'Poets of Action': The Saint Louis Black Artists' Group, 1968-1972 (Part 4-4)
The most thorough overview of the Black Artists' Group to date is Peter Madden's unpublished Master's Thesis, "Creative Collectivism: A Study of the AACM, BAG, and the CAC," (Ann Arbor: University of Michigan, April 1996), though Madden's focus is only on the musical component. BAG's musical component is also briefly discussed in John Litweiler, The Freedom Principle: Jazz After 1958 (New York: William Morrow and Co., 1984), pp. 186-89; and Valerie Wilmer, As Serious As Your Life: The Story of the New Jazz (London: Allison and Busby Ltd., 1977), p. 222. To my knowledge, there is no published work on any of BAG's artistic components besides music. The two main BAG documents from the period are A Black Theater for St. Louis: A building proposal for The Black Artists' Group (St. Louis, MO: Privately printed, 1970), and Malinké Kenyatta [Robert Eliot], Black Theatre Notebook (St. Louis, MO: Privately printed, 1971); both have now been deposited in the MHS archives. Many of BAG's existing reel- to-reel recordings are no longer accessible, having been stolen from member Bakaida Carrol. Background materials on the local music scene might include William Howland Kenney, "Just before Miles: Jazz in St. Louis, 1926-1944," in Miles Davis and American Culture, ed. Gerald Early (St. Louis: MHS Press, 2001), and the Spring 1996 issue of the Black Music Research Journal, which focuses entirely on St. Louis.

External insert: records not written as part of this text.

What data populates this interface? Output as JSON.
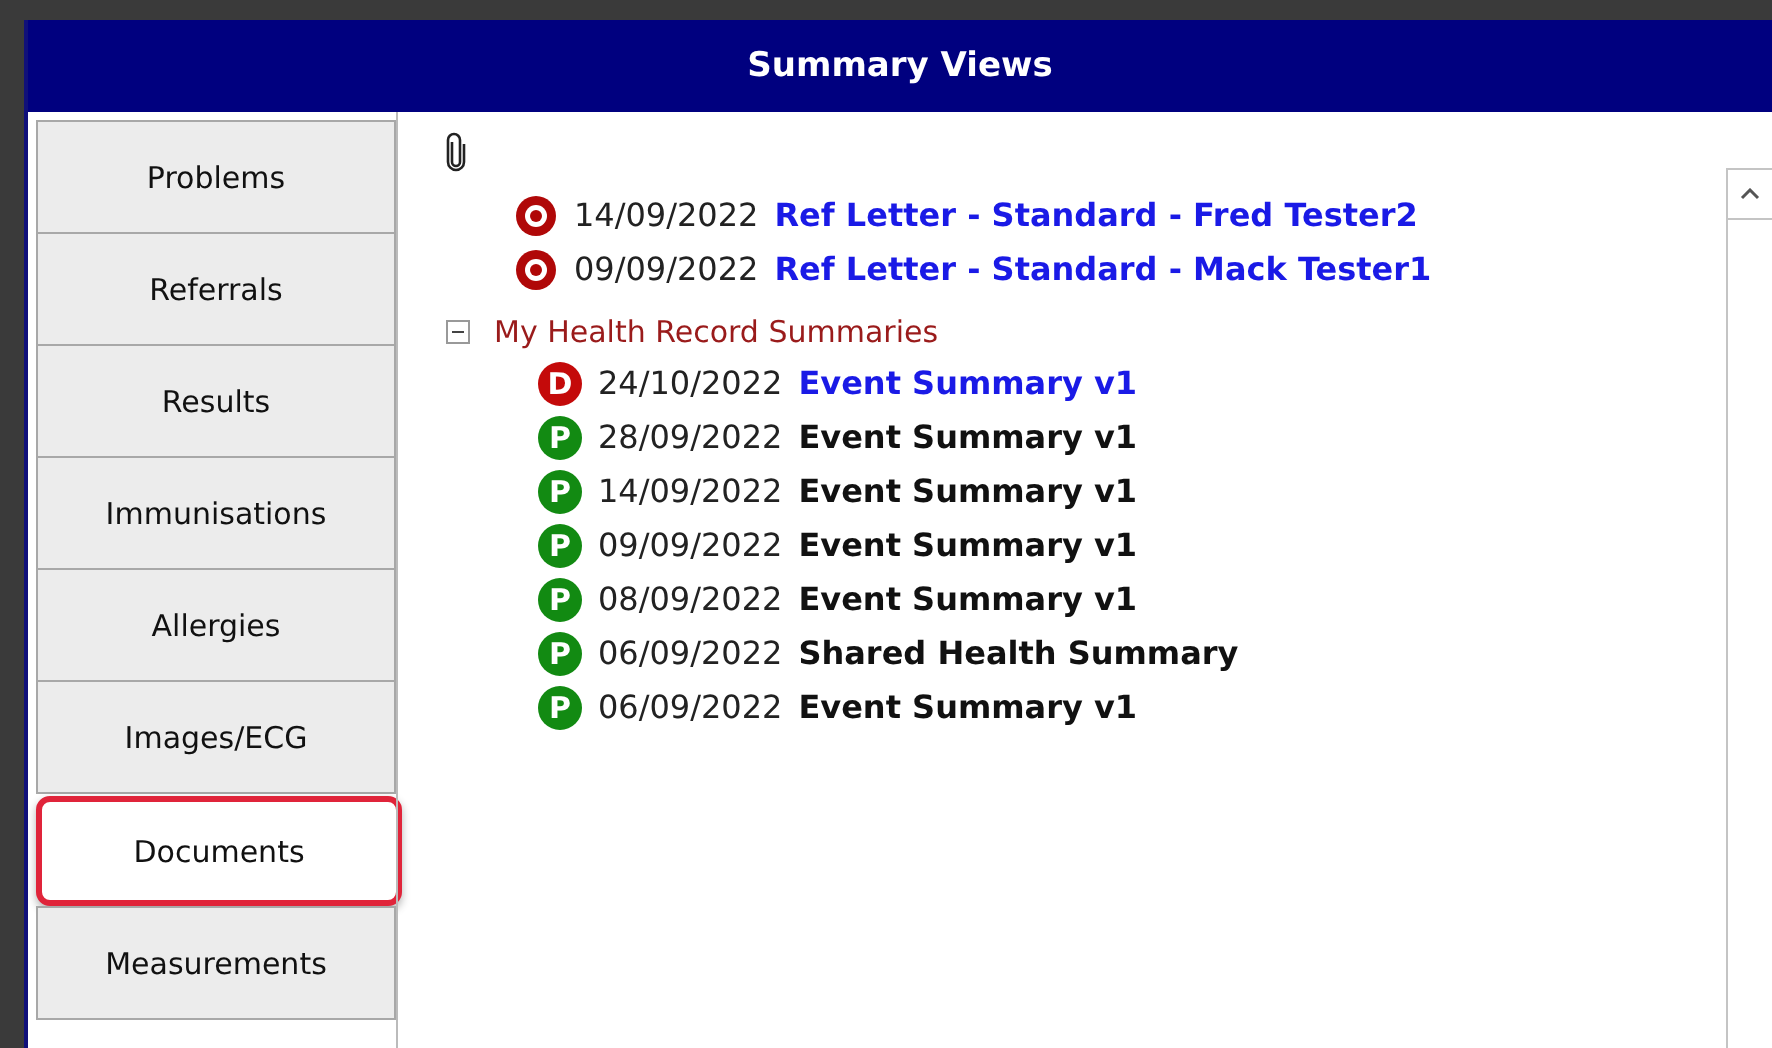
{
  "window": {
    "title": "Summary Views"
  },
  "tabs": [
    {
      "label": "Problems",
      "selected": false
    },
    {
      "label": "Referrals",
      "selected": false
    },
    {
      "label": "Results",
      "selected": false
    },
    {
      "label": "Immunisations",
      "selected": false
    },
    {
      "label": "Allergies",
      "selected": false
    },
    {
      "label": "Images/ECG",
      "selected": false
    },
    {
      "label": "Documents",
      "selected": true
    },
    {
      "label": "Measurements",
      "selected": false
    }
  ],
  "attachments": [
    {
      "kind": "target",
      "date": "14/09/2022",
      "title": "Ref Letter - Standard - Fred Tester2",
      "emphasized": true
    },
    {
      "kind": "target",
      "date": "09/09/2022",
      "title": "Ref Letter - Standard - Mack Tester1",
      "emphasized": true
    }
  ],
  "group": {
    "label": "My Health Record Summaries",
    "expanded": true,
    "items": [
      {
        "kind": "badge",
        "letter": "D",
        "color": "#c40a0a",
        "date": "24/10/2022",
        "title": "Event Summary v1",
        "emphasized": true
      },
      {
        "kind": "badge",
        "letter": "P",
        "color": "#128a12",
        "date": "28/09/2022",
        "title": "Event Summary v1",
        "emphasized": false
      },
      {
        "kind": "badge",
        "letter": "P",
        "color": "#128a12",
        "date": "14/09/2022",
        "title": "Event Summary v1",
        "emphasized": false
      },
      {
        "kind": "badge",
        "letter": "P",
        "color": "#128a12",
        "date": "09/09/2022",
        "title": "Event Summary v1",
        "emphasized": false
      },
      {
        "kind": "badge",
        "letter": "P",
        "color": "#128a12",
        "date": "08/09/2022",
        "title": "Event Summary v1",
        "emphasized": false
      },
      {
        "kind": "badge",
        "letter": "P",
        "color": "#128a12",
        "date": "06/09/2022",
        "title": "Shared Health Summary",
        "emphasized": false
      },
      {
        "kind": "badge",
        "letter": "P",
        "color": "#128a12",
        "date": "06/09/2022",
        "title": "Event Summary v1",
        "emphasized": false
      }
    ]
  }
}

Sources of the quotations are as follows: The remarks from Ingrid Monson, assist. prof. of music at Washington University 1996-2001 and now at Harvard, are drawn from an interview by the author, 02 December 1998. The remarks attributed to Dennis Owsley are drawn from a telephone interview by the author, 28 December 1998; the reference to Kelvyn Bell and Marty Ehrlich, as well as the statement that BAG albums received little or no local radio play, also rely on the Owsley interview. All remarks by Floyd LeFlore are from a telephone interview by the author, 18 December 1998. Oliver Lake's comments "In our meeting...", "I never thought of [BAG's work] as political..", "My friend Lester Bowie had arrived...", and "BAG had begun performing..." are from Lake's May 1998 interview by Le Jazz , 23 Nov. 1998; his remark "In St. Louis, it was about doing it..." is quoted on Gallery 41 , 23 Nov. 1998; "It could be that there is a singular way..." is quoted in Clifford Jay Safane, "The World Saxophone Quartet," Down Beat (October 1979), p. 29; his comments "energy towards having groups in the community" and "We're not going to eat any pork..." are quoted in Madden, pp. 24 and 26. Julius Hemphill's comment "A number of people before that I didn't know..." is quoted in Madden, pp. 23-4; the remark "[He] allowed us to use his office..." is quoted in Miyoshi Smith, "An Interview with Julius Hemphill," Cadence, vol. 14, no. 6 (June 1988), p. 14; his comments "They would come down here.." and "In the '60s, there was a lot of interest" are quoted in Harper Barnes, "Visit to St. Louis Stirs Memories of '60s for Julius Hemphill," SSt. Louis Post-Dispatch (9 April 1989), p. 3E; his BAG-AIR goal "to make black people more aware..." is quoted in "Black Artists' Center to Offer Free Classes," SSt. Louis Post-Dispatch , 13 March 1969; his remark "Without being condescending Parran's remarks "were entering new territory...", "open tonality and form..", "Early Afro- centric Free Jazz", "musician/educators", and "formed and flourished, then disappeared..." are taken from his unpublished essay "The St. Louis Black Artists' Group (BAG)," presented April 1999 at the University of California, San Diego as part of the symposium Improvising Across Borders ; other Parran remarks are from a telephone interview by the author, 30 August 2000. The Bruce Rutlin (Ajule Menelek) assertion "We're not artists. We're cultural aestheticians" is quoted in Malinké Kenyatta [Robert Eliot], Black Theatre Notebook (St. Louis, MO: Privately printed, 1971), p. 3. Malinké Eliot's remarks "[O]ut of these discussions...", The Blacks "would be a perfect vehicle...", "layers of transparency", "A lot of times people would approach us...", audiences "were usually very raucous...", "Twenty four hours [a day] for the next several years...", "BAG performances at that time...", and "BAG was an evolutionary process..." are drawn from his tape recorded correspondence to author, February 2001; his comments "Black arts is family..." and "poets of action" are from his Black Theatre Notebook, pp. 3 and 6. Hamiett Bluiett's remark "The critics who were going to the different halls..." is quoted in Safane, p. 29.